Synonymous to wuthuq (reliability).[13]


9. Al Khu’i’s position on describing the narrator as “mustaqim”

Under the biography of Tahir ibn Hatim al Qazwini, al Khu’i states:


الكلام في روايته حال استقامته والظاهر أنها لا تقبل أيضا لعدم ثبوت وثاقته والاستقامة بمجردها لا تكفي في حجية الرواية

The discussion is regarding his narration while possessing istiqamah (uprightness). It appears that this, too, is not acceptable since his reliability is not proven.

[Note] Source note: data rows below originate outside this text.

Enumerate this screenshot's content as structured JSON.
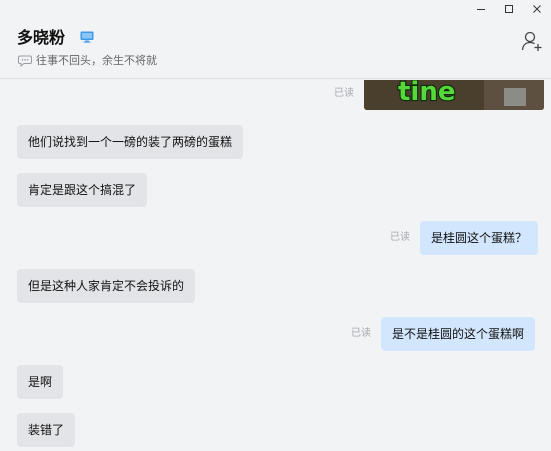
{
  "header": {
    "contact_name": "多晓粉",
    "signature": "往事不回头，余生不将就"
  },
  "chat": {
    "image_message": {
      "read_label": "已读",
      "overlay_text": "tine"
    },
    "messages": [
      {
        "side": "left",
        "text": "他们说找到一个一磅的装了两磅的蛋糕"
      },
      {
        "side": "left",
        "text": "肯定是跟这个搞混了"
      },
      {
        "side": "right",
        "text": "是桂圆这个蛋糕？",
        "read_label": "已读"
      },
      {
        "side": "left",
        "text": "但是这种人家肯定不会投诉的"
      },
      {
        "side": "right",
        "text": "是不是桂圆的这个蛋糕啊",
        "read_label": "已读"
      },
      {
        "side": "left",
        "text": "是啊"
      },
      {
        "side": "left",
        "text": "装错了"
      }
    ]
  },
  "colors": {
    "background": "#f2f3f5",
    "incoming_bubble": "#e3e4e7",
    "outgoing_bubble": "#d2e6fd",
    "read_text": "#a6a8ad",
    "online_device_icon": "#3d9ae8"
  },
  "icons": {
    "window_controls": [
      "minimize-icon",
      "maximize-icon",
      "close-icon"
    ],
    "status": "computer-online-icon",
    "signature": "speech-bubble-icon",
    "add_friend": "add-friend-icon"
  }
}
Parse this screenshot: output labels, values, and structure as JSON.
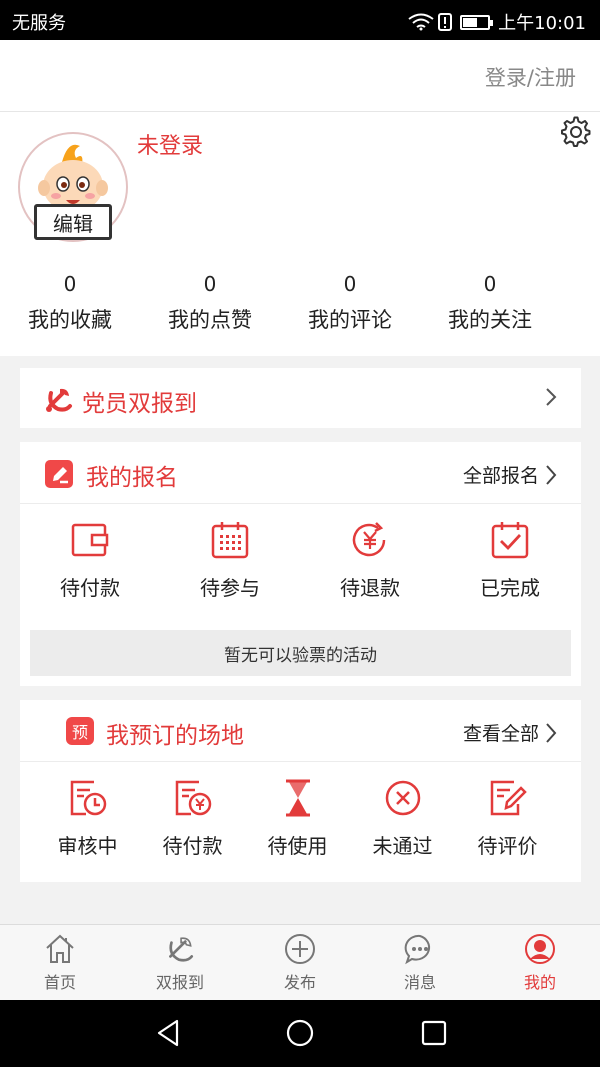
{
  "status_bar": {
    "carrier": "无服务",
    "time": "上午10:01",
    "battery_level": 0.55
  },
  "header": {
    "login_link": "登录/注册"
  },
  "profile": {
    "status": "未登录",
    "edit_label": "编辑"
  },
  "stats": [
    {
      "value": "0",
      "label": "我的收藏"
    },
    {
      "value": "0",
      "label": "我的点赞"
    },
    {
      "value": "0",
      "label": "我的评论"
    },
    {
      "value": "0",
      "label": "我的关注"
    }
  ],
  "party_card": {
    "title": "党员双报到"
  },
  "signup_card": {
    "title": "我的报名",
    "more": "全部报名",
    "items": [
      {
        "label": "待付款",
        "icon": "wallet-icon"
      },
      {
        "label": "待参与",
        "icon": "calendar-grid-icon"
      },
      {
        "label": "待退款",
        "icon": "refund-icon"
      },
      {
        "label": "已完成",
        "icon": "calendar-check-icon"
      }
    ],
    "notice": "暂无可以验票的活动"
  },
  "venue_card": {
    "title": "我预订的场地",
    "more": "查看全部",
    "badge": "预",
    "items": [
      {
        "label": "审核中",
        "icon": "doc-clock-icon"
      },
      {
        "label": "待付款",
        "icon": "doc-yen-icon"
      },
      {
        "label": "待使用",
        "icon": "hourglass-icon"
      },
      {
        "label": "未通过",
        "icon": "circle-x-icon"
      },
      {
        "label": "待评价",
        "icon": "doc-edit-icon"
      }
    ]
  },
  "tabbar": [
    {
      "label": "首页",
      "icon": "home-icon"
    },
    {
      "label": "双报到",
      "icon": "party-emblem-icon"
    },
    {
      "label": "发布",
      "icon": "plus-circle-icon"
    },
    {
      "label": "消息",
      "icon": "message-icon"
    },
    {
      "label": "我的",
      "icon": "user-icon",
      "active": true
    }
  ],
  "colors": {
    "accent": "#e23b3b",
    "text": "#222222",
    "muted": "#888888",
    "background": "#f2f2f2"
  }
}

Istiqamah, or being upright itself is not sufficient in establishing authoritative value of a narration.[14]


Complete, by the grace of Allah.



[1] Ibid., 10/280, no. 6240.

[2] Ibid., 10/279, no. 6240.

[3] Ibid., 17/181, no. 10955.

[4] Ibid., 11/10, no. 6490.

[5] Ibid., 16/167-168, no. 10396.

[6] Ibid., 13/172, no. 8475.

[7] Khaythamah was the uncle of Bistam. [Translator’s note]

[8] Al Khu’i: Mujam Rijal al Hadith, 8/86, no. 4357.

[9] Al Najjashi: Rijal al Najjashi, p. 238, no. 633.

[10] Al Khu’i: Mujam Rijal al Hadith, 10/318, no. 6334. See also: Mustadrakat ‘Ilm al Rijal of al Shaharudi, 1/81 under the biography of Adam ibn Muhammad al Qalanisi, no. 7. Al Shaharudi commented on the statement of al Tusi, “He used to believe in tafwid (relegating meanings to Allah)” saying, “Al Sheikh narrated this in al Rijal. He did not specify who the person saying it is because such a person, and the saying is unknown.” (Rijal al Tusi, p. 406, Bab Man lam yarwi ‘an wahid min al A’immah, biography no. 5, no. 5924.

[11] ‘Abdul Nabi al Kazimi: Takmilat al Rijal, 2/32.

[12] Al Khu’i: Mujam Rijal al Hadith, 14/112, no. 8928.

[13] Ibid., 16/134, no. 10325. See: Rijal al Najjashi, p. 394, no. 1052.

[14] Ibid., 10/171, no. 5999.